The journey of a magazine spread

So there it is. The finished spread. To be honest, I’m pretty proud of it. If anyone reading this is a harsh critic wondering why I would be proud of that it might help to see my first draft.

Ew right? Obviously a lot of changes were made so I’m gonna go through one at a time and explain exactly how this project evolved.


First lets talk about who this design is for. The article I picked was from The Scroll which is the school news paper for BYU Idaho. Therefore I thought of my audience in a very general sense as the whole BYUI student body. The only problem with that is the huge range of people that encompasses. I decided in order to appeal to all I needed a more neutral color palette. Earthy tones seemed appropriate to me since the article discussed construction taking place on campus. They also worked well with the grey storm clouds on my title page.


I’m a sucker for a sans serif font. They always have just looked cleaner and easier on the eye to me. That’s why on my revisions I decided to bring some unity by making the title and the article the same font. I saved my serif font for my pull quote and article headings.


The photograph on my title page was honestly mostly luck. I was in a building on campus one gloomy day and saw that view out a window. I decided to snap a photo and ended  up with a beautiful landscape of campus that I later realized would work perfectly with the article I’d chosen for this project. I tried to use the rule of thirds to make the photo more interesting by keeping both buildings off to the side. The sign was a picture I took specifically for this project. When I took it I thought I might use leading lines from the side of the sign to line up with my text but the project required a word wrap which made accomplishing that difficult.


I briefly mentioned my color choices earlier but wanted to explain a little more in depth the changes from draft to final. In the draft I had simply made all three pages have their own background colors but I wanted a little more unity. I decided that the triangles of color I put in the final make the two pages work together a lot better. I also decided to use some color to make my title a little more contrasting.


So like everything in life there’s still more I could improve. I met the requirements in a way that really satisfies me and is a huge improvement over my draft, though. So at the end of the day I’m proud of what I made.


Original Photographs

All photographs were taken by Evan Peterson in the Spring 2017 semester at BYUI


3 Rules of Photography Composition


There are many different rules that a photographer can follow to make sure the images they capture are as interesting as possible. There are even more ways to break those rules to make images interesting.
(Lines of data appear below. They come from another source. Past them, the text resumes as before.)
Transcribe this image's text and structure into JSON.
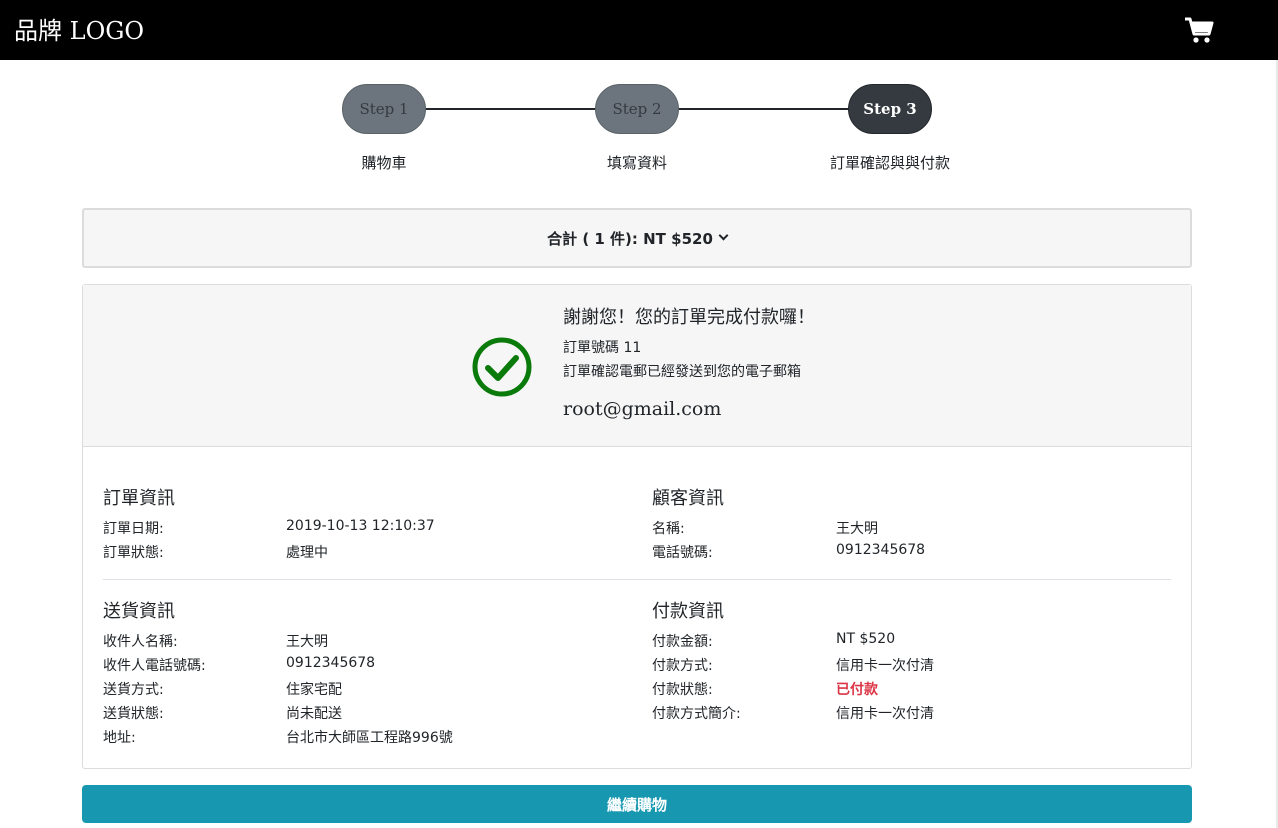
{
  "navbar": {
    "brand": "品牌 LOGO",
    "cart_icon": "shopping-cart-icon"
  },
  "steps": [
    {
      "badge": "Step 1",
      "label": "購物車",
      "state": "done"
    },
    {
      "badge": "Step 2",
      "label": "填寫資料",
      "state": "done"
    },
    {
      "badge": "Step 3",
      "label": "訂單確認與與付款",
      "state": "active"
    }
  ],
  "summary": {
    "text": "合計 ( 1  件): NT $520",
    "icon": "chevron-down-icon"
  },
  "confirmation": {
    "icon": "check-circle-icon",
    "thanks": "謝謝您！您的訂單完成付款囉！",
    "order_number": "訂單號碼 11",
    "email_sent": "訂單確認電郵已經發送到您的電子郵箱",
    "email": "root@gmail.com"
  },
  "order_info": {
    "title": "訂單資訊",
    "rows": [
      {
        "label": "訂單日期:",
        "value": "2019-10-13 12:10:37"
      },
      {
        "label": "訂單狀態:",
        "value": "處理中"
      }
    ]
  },
  "customer_info": {
    "title": "顧客資訊",
    "rows": [
      {
        "label": "名稱:",
        "value": "王大明"
      },
      {
        "label": "電話號碼:",
        "value": "0912345678"
      }
    ]
  },
  "shipping_info": {
    "title": "送貨資訊",
    "rows": [
      {
        "label": "收件人名稱:",
        "value": "王大明"
      },
      {
        "label": "收件人電話號碼:",
        "value": "0912345678"
      },
      {
        "label": "送貨方式:",
        "value": "住家宅配"
      },
      {
        "label": "送貨狀態:",
        "value": "尚未配送"
      },
      {
        "label": "地址:",
        "value": "台北市大師區工程路996號"
      }
    ]
  },
  "payment_info": {
    "title": "付款資訊",
    "rows": [
      {
        "label": "付款金額:",
        "value": "NT $520"
      },
      {
        "label": "付款方式:",
        "value": "信用卡一次付清"
      },
      {
        "label": "付款狀態:",
        "value": "已付款"
      },
      {
        "label": "付款方式簡介:",
        "value": "信用卡一次付清"
      }
    ]
  },
  "colors": {
    "navbar": "#000000",
    "step_done": "#6c757d",
    "step_active": "#343a40",
    "success": "#0a7a0a",
    "paid_status": "#dc3545",
    "continue_button": "#1797b0"
  },
  "continue_button": {
    "label": "繼續購物"
  }
}
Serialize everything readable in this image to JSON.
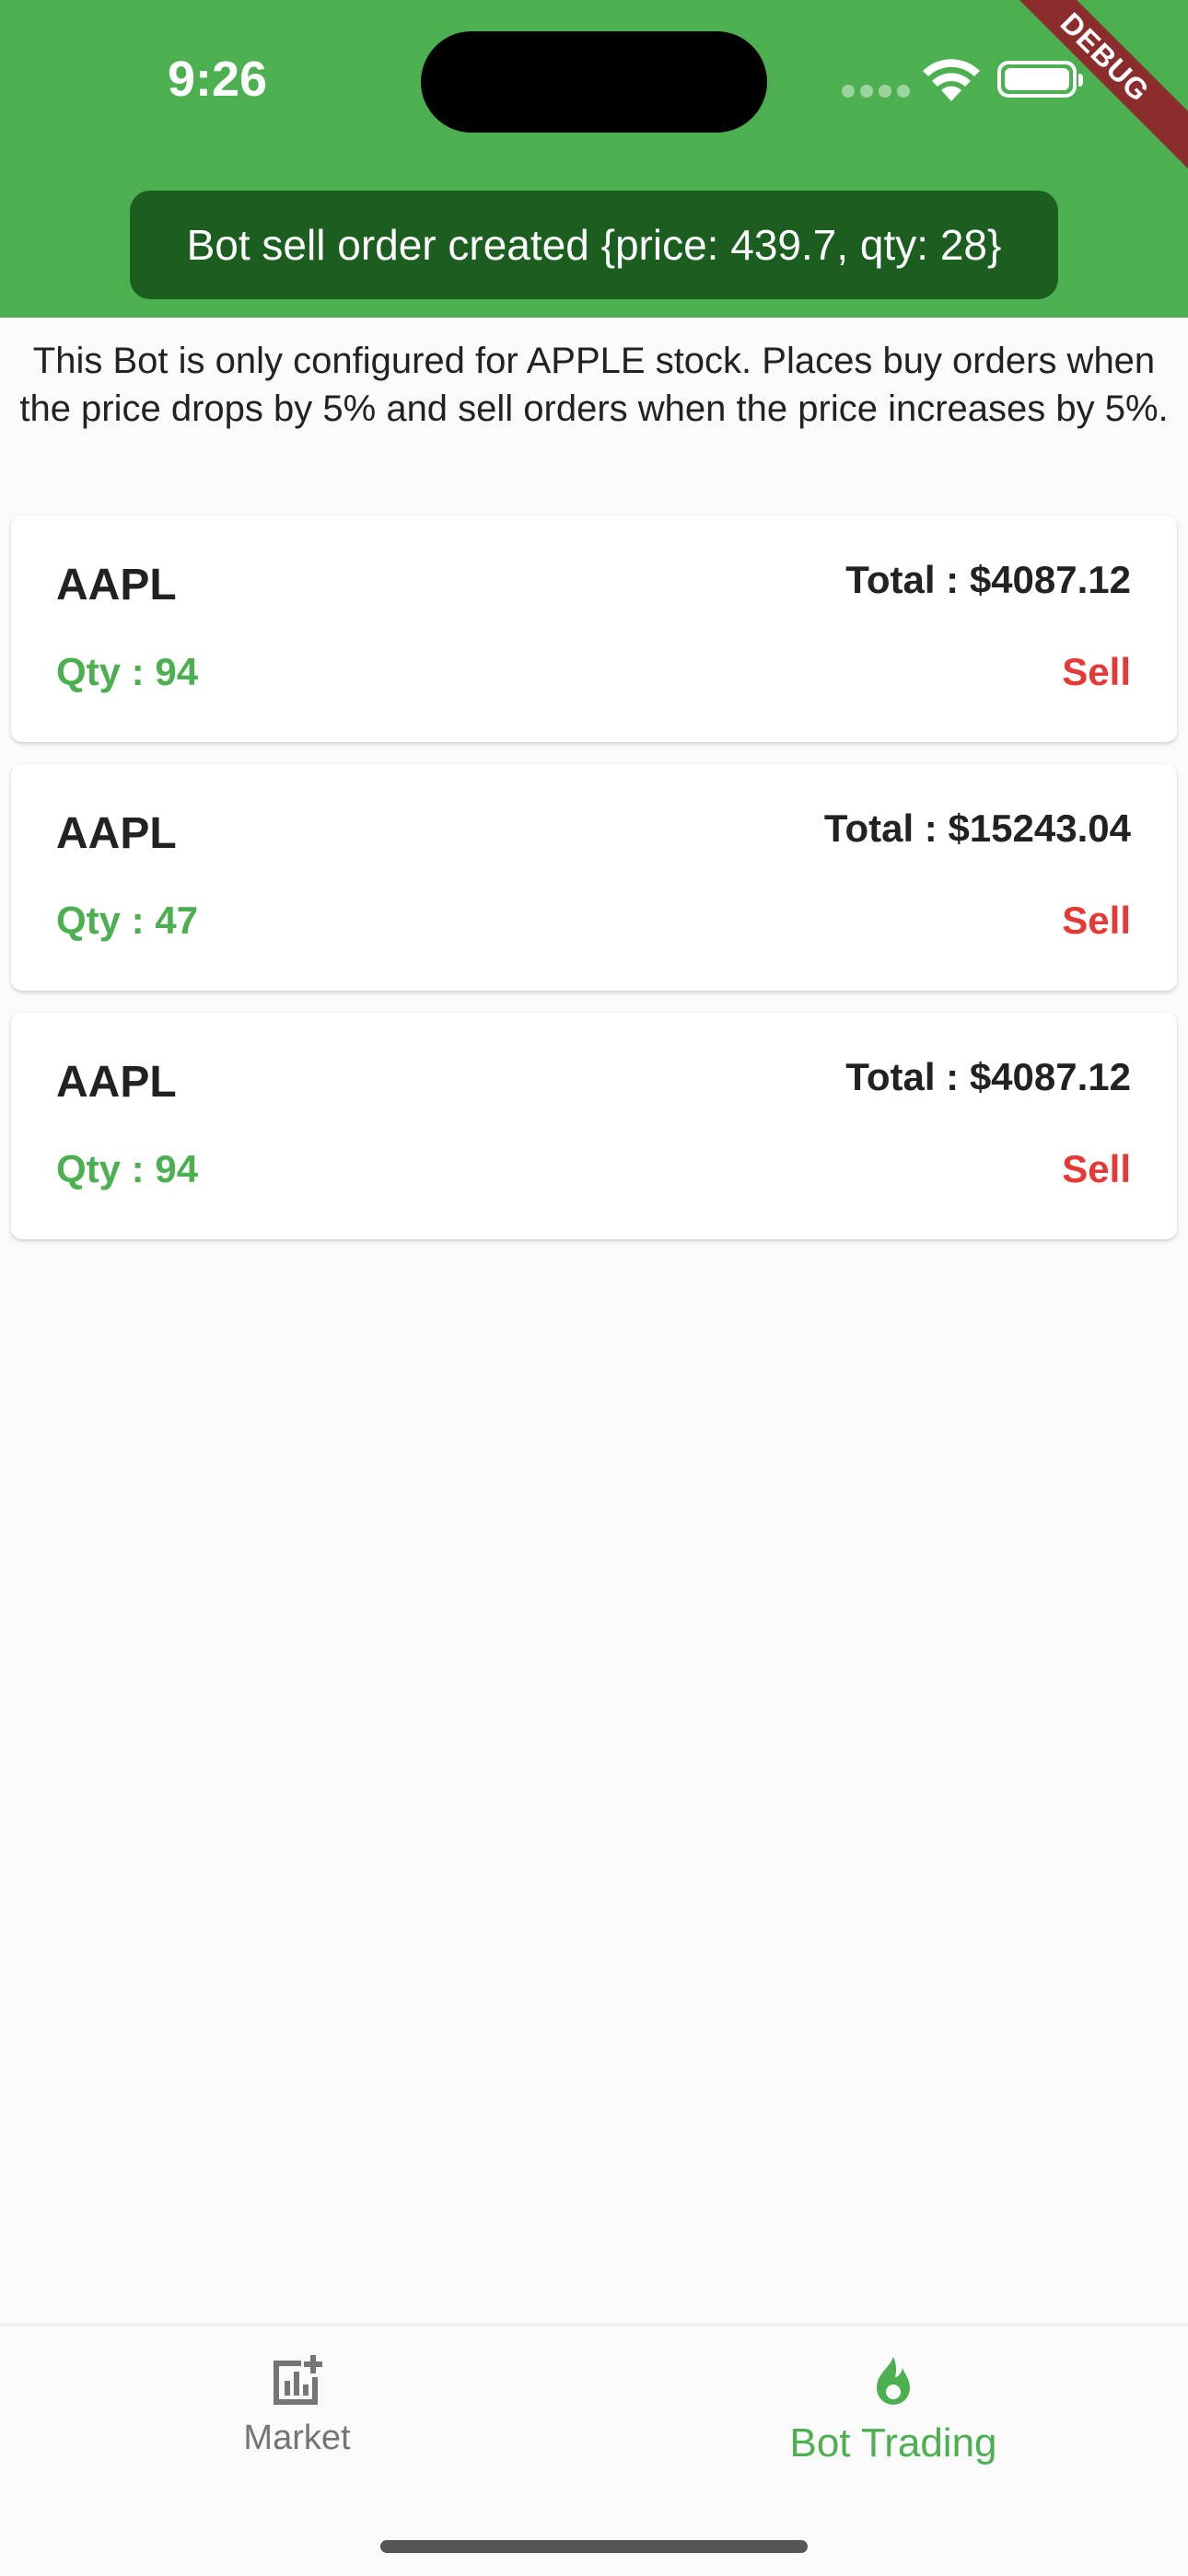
{
  "status_bar": {
    "time": "9:26"
  },
  "debug_banner": "DEBUG",
  "toast": {
    "message": "Bot sell order created {price: 439.7, qty: 28}"
  },
  "description": "This Bot is only configured for APPLE stock. Places buy orders when the price drops by 5% and sell orders when the price increases by 5%.",
  "orders": [
    {
      "symbol": "AAPL",
      "total": "Total : $4087.12",
      "qty": "Qty : 94",
      "action": "Sell"
    },
    {
      "symbol": "AAPL",
      "total": "Total : $15243.04",
      "qty": "Qty : 47",
      "action": "Sell"
    },
    {
      "symbol": "AAPL",
      "total": "Total : $4087.12",
      "qty": "Qty : 94",
      "action": "Sell"
    }
  ],
  "bottom_nav": {
    "items": [
      {
        "label": "Market",
        "icon": "chart-add-icon",
        "active": false
      },
      {
        "label": "Bot Trading",
        "icon": "flame-icon",
        "active": true
      }
    ]
  },
  "colors": {
    "primary": "#4caf50",
    "toast_bg": "#1b5e20",
    "sell": "#e53935",
    "debug": "#8b2d2d"
  }
}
Let’s temporarily disregard most of those and focus today on three of the most basic.

Rule of Thirds

(Photo by Zach Sutton

The rule of thirds says that if we were to put an imaginary grid over a photo the point of interest of that photo should fall on one of four main intersections.

For example when we put the grid over this head shot we can see that this man’s eye falls perfectly under the intersection. This photographer has employed the rule of thirds to make his subject more interesting rather than just putting the subject in the middle.

Here is a photo I took of one of my action figures in a similar style. I tried to line it up so that the eye of mine falls under that same grid line.

Leading Lines

(Photo taken from

Leading lines is a concept that says that you should use naturally occurring lines in the world around you to guide a viewers eye in a photo. This is generally used to highlight a point of interest.

Like we see in this photo. The young girl on the tracks is brought into focus because the tracks themselves form two lines that seem to “point” directly at her.

Again I took my trusty action figure on an adventure to recreate this photo and this concept. The tracks form two lines leading straight to my action figures head. Two places my photo falls short is by making the side of the photo too busy by having a building there and by breaking our next rule…

Depth of Field

Depth of field is one of my personal favorite photographic tools. To simplify the concept depth of field uses the “focus” feature on most modern cameras. It’s the idea that one object in a photo is clearly visible while the other items in the photo are blurry.

In this example we see a young man standing in the road. He is in clear focus. So much so that we can see the wrinkles on his jeans. The lights and buildings on the street, however, form colorless blobs in the background.

My modest phone camera couldn’t achieve quite as extreme of a focus contrast but the action figure in the foreground is definitely much more clear than the blurry jeep in the background.


By using the rule of thirds, leading lines, and depth of field one can easily create more visually interesting photos than before. Place your subject carefully, examine the world around you, and focus.